Use cash gifts wisely.
If you receive cash gifts at your wedding, figure out how best to put that money to work for both of you. What are the immediate and long-term financial goals you’re working toward? Decide whether it makes more sense to use that money to pay down debt, to save for a specific goal, or to do a combination of the two. Maybe you want to use cash gifts to start saving for a down payment on a home, to arrange appropriate life insurance coverage, or to add to your retirement savings.
Update your insurance coverage.
Getting married is a major milestone in life—one that should prompt you to update your beneficiaries on your retirement accounts and life insurance policies, and to reexamine your life insurance coverage to make sure both of you are carrying the right amount. If your spouse becomes your beneficiary, they will be protected from financial burdens like outstanding mortgage payments or the loss of your salary if you pass away prematurely. New York Life has solutions that provide protection with a guaranteed life insurance benefit as long as premiums are paid when due and that also have a long-term accumulation component. For example, a whole life policy has a cash value that can ultimately be used to supplement your retirement as your protection needs change.1 It may also pay dividends to provide further growth. (Dividends are not guaranteed, but New York Life has paid annual dividends for 167 consecutive years.) The right policy enables you and your spouse to prepare for whatever lies ahead.
Get professional guidance.

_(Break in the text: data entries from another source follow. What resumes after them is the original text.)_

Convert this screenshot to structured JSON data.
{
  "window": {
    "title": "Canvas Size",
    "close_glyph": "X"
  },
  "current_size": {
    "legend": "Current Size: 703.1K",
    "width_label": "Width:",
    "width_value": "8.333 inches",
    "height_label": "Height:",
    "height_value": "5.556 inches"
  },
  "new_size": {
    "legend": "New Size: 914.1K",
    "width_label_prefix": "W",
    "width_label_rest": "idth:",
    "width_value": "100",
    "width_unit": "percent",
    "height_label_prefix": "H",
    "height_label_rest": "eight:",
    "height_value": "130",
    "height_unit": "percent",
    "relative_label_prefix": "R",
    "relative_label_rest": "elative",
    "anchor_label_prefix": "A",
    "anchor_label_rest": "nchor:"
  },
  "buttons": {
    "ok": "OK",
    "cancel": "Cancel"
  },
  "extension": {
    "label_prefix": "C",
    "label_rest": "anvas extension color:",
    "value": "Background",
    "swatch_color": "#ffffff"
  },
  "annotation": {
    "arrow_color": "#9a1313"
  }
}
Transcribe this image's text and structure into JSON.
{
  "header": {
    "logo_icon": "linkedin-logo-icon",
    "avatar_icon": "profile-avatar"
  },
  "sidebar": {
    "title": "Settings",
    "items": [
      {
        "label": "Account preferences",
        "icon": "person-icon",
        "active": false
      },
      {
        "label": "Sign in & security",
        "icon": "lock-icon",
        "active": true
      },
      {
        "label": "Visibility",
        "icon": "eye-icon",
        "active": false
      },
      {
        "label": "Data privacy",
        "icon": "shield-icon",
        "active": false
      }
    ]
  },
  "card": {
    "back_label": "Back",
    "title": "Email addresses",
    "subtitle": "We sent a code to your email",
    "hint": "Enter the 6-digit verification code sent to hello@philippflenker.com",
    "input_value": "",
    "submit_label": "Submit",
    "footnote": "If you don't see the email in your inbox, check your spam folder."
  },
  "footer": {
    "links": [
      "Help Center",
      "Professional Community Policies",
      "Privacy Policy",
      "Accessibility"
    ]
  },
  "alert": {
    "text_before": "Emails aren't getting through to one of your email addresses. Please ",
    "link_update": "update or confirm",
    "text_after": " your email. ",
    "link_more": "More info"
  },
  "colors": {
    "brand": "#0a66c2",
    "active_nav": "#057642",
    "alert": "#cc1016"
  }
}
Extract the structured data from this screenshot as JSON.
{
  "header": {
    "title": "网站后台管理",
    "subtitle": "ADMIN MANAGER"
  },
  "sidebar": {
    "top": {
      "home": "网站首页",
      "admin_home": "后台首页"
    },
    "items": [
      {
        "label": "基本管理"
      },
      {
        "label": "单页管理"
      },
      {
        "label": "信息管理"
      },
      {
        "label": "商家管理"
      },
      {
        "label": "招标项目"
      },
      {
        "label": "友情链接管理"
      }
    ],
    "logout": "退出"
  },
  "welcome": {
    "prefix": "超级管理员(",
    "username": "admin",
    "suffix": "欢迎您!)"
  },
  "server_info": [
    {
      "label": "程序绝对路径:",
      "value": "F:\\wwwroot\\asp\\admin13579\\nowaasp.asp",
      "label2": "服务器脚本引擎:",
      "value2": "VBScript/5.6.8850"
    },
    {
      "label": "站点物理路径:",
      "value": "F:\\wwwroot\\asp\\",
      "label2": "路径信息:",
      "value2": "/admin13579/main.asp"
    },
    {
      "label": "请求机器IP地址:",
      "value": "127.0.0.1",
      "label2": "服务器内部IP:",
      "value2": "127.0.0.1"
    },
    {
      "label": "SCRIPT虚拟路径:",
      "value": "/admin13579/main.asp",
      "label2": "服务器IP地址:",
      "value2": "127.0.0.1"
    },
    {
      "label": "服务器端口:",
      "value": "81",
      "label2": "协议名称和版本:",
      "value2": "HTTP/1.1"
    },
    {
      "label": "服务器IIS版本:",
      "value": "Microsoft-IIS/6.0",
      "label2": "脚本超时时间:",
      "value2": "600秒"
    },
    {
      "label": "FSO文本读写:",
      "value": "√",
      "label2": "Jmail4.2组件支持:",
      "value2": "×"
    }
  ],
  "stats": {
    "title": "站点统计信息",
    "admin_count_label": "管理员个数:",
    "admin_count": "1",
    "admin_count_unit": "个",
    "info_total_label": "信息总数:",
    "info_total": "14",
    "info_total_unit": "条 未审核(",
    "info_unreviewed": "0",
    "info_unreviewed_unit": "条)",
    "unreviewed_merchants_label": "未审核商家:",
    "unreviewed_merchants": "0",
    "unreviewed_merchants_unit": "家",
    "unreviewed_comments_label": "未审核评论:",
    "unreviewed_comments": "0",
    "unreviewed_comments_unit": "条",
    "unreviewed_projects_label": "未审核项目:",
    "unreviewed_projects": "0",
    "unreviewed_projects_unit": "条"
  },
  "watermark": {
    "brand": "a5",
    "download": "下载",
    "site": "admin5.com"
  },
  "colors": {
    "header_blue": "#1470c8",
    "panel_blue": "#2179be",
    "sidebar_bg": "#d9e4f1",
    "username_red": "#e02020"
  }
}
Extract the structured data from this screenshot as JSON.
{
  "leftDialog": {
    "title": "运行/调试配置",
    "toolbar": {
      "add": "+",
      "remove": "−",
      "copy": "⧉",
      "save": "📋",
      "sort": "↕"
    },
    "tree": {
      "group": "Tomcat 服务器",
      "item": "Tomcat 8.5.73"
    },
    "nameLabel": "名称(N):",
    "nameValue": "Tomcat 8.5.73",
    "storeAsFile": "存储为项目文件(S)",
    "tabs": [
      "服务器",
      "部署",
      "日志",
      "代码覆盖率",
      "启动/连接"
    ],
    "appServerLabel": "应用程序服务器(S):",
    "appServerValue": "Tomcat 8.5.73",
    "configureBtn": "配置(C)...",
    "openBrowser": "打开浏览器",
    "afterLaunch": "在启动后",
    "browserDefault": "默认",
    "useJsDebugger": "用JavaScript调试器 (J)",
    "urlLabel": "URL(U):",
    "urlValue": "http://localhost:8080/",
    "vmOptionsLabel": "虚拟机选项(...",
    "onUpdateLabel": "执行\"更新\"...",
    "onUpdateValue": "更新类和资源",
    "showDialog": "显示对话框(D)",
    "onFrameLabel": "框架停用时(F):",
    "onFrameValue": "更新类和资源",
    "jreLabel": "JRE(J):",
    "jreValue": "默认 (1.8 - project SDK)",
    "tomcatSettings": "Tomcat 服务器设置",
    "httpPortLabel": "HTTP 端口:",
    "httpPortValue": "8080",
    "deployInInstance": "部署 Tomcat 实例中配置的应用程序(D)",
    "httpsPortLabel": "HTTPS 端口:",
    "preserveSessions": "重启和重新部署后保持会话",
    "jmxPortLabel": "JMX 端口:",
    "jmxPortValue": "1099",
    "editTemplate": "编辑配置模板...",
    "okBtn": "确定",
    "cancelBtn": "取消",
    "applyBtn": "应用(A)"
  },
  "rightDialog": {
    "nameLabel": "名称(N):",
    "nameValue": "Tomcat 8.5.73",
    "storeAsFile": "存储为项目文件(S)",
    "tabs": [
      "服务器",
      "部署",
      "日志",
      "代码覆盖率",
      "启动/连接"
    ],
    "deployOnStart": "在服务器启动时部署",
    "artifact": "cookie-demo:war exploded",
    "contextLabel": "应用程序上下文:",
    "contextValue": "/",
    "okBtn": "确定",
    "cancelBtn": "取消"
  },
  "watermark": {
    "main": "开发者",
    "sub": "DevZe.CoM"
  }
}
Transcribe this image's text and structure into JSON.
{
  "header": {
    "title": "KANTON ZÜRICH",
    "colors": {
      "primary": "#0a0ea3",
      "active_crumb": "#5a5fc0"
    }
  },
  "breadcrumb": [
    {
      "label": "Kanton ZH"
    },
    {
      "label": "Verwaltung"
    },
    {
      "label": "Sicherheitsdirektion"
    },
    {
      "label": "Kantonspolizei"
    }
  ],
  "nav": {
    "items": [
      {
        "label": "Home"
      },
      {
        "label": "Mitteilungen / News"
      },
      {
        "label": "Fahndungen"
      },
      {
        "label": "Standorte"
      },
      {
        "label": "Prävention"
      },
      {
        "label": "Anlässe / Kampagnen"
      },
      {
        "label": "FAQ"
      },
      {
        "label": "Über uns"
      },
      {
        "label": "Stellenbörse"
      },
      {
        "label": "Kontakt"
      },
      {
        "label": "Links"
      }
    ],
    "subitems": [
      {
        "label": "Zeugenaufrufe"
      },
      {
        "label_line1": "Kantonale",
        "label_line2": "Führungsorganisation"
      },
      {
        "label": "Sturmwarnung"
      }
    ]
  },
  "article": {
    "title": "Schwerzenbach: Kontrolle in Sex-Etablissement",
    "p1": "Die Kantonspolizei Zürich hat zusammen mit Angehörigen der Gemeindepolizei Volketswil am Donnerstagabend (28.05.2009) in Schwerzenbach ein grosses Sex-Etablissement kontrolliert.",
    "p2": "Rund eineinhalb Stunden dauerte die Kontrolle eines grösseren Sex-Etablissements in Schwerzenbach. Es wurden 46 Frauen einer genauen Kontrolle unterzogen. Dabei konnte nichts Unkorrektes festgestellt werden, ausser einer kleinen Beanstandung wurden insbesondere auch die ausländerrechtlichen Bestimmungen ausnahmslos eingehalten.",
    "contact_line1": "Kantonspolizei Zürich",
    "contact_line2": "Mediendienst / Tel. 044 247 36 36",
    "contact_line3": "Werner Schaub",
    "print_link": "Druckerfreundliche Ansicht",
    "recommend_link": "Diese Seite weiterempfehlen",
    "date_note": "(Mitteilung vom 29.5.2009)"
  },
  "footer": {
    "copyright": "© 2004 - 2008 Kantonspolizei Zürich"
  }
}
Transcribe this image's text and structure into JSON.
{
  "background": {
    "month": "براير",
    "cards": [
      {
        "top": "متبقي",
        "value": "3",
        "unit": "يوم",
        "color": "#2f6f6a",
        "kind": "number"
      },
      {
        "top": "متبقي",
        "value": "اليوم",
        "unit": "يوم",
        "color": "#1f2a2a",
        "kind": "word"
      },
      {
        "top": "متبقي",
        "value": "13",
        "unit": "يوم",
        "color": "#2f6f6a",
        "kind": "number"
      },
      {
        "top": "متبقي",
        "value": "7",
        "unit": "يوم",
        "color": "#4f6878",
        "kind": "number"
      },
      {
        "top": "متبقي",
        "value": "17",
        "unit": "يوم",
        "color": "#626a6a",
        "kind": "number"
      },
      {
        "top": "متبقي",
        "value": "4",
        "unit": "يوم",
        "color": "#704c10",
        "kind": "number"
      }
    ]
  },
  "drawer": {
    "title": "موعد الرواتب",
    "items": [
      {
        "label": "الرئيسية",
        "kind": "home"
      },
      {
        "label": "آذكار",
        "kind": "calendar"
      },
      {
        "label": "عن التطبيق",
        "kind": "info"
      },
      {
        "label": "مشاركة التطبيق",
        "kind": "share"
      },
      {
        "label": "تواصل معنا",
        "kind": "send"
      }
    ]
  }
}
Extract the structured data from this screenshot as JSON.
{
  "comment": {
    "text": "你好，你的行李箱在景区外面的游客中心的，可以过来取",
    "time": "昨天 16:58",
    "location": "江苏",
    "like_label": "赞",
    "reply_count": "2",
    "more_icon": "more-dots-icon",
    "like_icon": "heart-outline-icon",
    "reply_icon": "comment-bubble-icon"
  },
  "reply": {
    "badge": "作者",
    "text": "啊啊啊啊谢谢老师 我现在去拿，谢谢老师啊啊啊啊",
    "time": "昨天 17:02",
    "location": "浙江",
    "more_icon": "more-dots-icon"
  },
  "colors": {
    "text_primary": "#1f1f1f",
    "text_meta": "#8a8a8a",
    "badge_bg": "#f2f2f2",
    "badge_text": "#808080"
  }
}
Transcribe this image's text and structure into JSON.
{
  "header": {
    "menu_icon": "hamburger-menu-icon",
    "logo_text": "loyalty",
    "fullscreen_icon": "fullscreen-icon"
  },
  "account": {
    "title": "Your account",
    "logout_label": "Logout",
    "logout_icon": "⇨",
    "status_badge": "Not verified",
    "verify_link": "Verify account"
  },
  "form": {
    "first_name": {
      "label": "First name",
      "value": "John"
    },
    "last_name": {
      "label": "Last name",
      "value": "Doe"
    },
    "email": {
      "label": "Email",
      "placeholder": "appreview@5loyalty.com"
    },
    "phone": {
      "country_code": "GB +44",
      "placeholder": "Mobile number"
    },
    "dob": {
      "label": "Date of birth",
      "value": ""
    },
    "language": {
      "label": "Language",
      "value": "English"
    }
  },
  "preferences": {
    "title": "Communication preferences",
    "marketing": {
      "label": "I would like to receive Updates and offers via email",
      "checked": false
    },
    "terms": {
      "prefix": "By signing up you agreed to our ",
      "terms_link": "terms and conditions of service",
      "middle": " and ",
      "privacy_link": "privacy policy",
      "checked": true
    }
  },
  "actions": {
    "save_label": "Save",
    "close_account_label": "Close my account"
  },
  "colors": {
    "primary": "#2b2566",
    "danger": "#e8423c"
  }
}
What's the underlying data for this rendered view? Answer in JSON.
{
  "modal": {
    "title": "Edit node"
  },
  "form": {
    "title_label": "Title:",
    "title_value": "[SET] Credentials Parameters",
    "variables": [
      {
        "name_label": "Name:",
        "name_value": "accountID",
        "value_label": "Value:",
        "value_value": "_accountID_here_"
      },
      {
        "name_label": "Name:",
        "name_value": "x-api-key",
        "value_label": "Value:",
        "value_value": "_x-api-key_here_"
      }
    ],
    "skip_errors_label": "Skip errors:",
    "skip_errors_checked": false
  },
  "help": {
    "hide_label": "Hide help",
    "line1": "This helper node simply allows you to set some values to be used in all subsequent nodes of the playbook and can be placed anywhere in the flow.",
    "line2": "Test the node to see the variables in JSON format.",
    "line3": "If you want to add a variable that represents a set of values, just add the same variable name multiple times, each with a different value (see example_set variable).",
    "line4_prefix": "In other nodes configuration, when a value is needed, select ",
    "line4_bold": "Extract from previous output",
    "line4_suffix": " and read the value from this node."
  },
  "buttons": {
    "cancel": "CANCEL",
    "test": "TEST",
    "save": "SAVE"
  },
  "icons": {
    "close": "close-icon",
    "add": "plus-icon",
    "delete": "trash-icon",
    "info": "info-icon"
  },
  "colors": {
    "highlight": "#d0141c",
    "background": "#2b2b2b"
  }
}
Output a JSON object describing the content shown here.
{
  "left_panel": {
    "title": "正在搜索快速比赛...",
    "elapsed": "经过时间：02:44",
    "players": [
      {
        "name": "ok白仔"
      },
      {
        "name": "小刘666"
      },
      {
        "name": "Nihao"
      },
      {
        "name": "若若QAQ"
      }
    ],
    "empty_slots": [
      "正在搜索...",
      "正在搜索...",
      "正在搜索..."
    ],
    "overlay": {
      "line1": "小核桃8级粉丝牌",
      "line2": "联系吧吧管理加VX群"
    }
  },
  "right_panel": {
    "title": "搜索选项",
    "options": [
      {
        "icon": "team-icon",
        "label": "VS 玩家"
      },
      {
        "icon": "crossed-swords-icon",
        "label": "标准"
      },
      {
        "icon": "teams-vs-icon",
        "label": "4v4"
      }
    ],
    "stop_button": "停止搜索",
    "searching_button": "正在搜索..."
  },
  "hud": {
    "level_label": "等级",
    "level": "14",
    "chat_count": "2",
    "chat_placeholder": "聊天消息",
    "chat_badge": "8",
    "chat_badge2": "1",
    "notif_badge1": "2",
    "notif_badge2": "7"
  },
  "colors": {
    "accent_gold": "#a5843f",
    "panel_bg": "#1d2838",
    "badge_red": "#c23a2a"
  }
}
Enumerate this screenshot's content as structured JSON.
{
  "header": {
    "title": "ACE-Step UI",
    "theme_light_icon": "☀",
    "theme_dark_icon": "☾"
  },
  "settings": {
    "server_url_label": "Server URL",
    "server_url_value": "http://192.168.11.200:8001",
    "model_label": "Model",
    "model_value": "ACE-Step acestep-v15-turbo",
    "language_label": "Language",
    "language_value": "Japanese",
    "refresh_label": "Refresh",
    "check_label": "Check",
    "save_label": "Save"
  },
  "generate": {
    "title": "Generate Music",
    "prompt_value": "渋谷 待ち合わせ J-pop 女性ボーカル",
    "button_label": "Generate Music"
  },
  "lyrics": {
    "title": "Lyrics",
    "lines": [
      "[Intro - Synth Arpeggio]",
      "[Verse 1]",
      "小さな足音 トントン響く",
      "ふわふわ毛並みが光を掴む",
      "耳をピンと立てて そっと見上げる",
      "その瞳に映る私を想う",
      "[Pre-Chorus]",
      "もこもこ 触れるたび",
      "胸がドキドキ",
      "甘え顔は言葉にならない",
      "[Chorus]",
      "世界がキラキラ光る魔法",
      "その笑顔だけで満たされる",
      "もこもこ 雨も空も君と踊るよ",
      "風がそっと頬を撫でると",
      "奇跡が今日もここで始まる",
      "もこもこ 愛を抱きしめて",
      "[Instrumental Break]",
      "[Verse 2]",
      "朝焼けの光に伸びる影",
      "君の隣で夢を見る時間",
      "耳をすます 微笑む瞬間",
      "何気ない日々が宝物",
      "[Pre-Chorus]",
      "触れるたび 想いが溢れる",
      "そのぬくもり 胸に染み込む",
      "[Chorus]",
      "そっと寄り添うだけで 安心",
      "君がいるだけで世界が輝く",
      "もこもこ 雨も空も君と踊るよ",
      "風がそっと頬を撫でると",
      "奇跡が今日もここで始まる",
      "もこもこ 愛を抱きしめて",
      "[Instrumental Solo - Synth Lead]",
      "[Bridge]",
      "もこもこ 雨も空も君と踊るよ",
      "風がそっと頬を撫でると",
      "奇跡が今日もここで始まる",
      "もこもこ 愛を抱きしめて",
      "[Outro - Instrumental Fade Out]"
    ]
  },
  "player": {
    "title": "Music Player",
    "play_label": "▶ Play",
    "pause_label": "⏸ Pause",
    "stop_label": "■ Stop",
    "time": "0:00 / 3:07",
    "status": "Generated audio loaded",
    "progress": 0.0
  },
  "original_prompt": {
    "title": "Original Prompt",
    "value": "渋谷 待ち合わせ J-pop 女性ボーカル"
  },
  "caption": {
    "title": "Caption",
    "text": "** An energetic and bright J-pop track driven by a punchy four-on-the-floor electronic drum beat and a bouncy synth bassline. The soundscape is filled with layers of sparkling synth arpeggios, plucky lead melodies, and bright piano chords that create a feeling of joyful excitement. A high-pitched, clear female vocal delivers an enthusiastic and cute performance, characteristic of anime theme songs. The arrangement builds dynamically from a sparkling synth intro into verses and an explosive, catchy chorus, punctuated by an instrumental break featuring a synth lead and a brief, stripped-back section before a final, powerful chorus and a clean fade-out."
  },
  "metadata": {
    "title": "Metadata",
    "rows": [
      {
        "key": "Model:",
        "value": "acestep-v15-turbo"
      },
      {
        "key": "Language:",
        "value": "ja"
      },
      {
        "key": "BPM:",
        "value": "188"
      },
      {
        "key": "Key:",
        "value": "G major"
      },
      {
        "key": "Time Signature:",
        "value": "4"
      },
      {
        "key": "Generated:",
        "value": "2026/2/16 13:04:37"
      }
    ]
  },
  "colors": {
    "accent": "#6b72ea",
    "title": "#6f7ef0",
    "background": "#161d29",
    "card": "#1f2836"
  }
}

Marriage changes many details of your financial life, including the way you pay taxes. So, it’s worth taking the time to talk to an accountant before tax season to learn how things like “married filing jointly” can affect your taxes and earnings. A New York Life financial professional can help you with the bigger, long-term goals, such as how to fund your retirement and save for educational costs, if you have children or plan to have them. Get started now and begin your marriage on secure financial footing.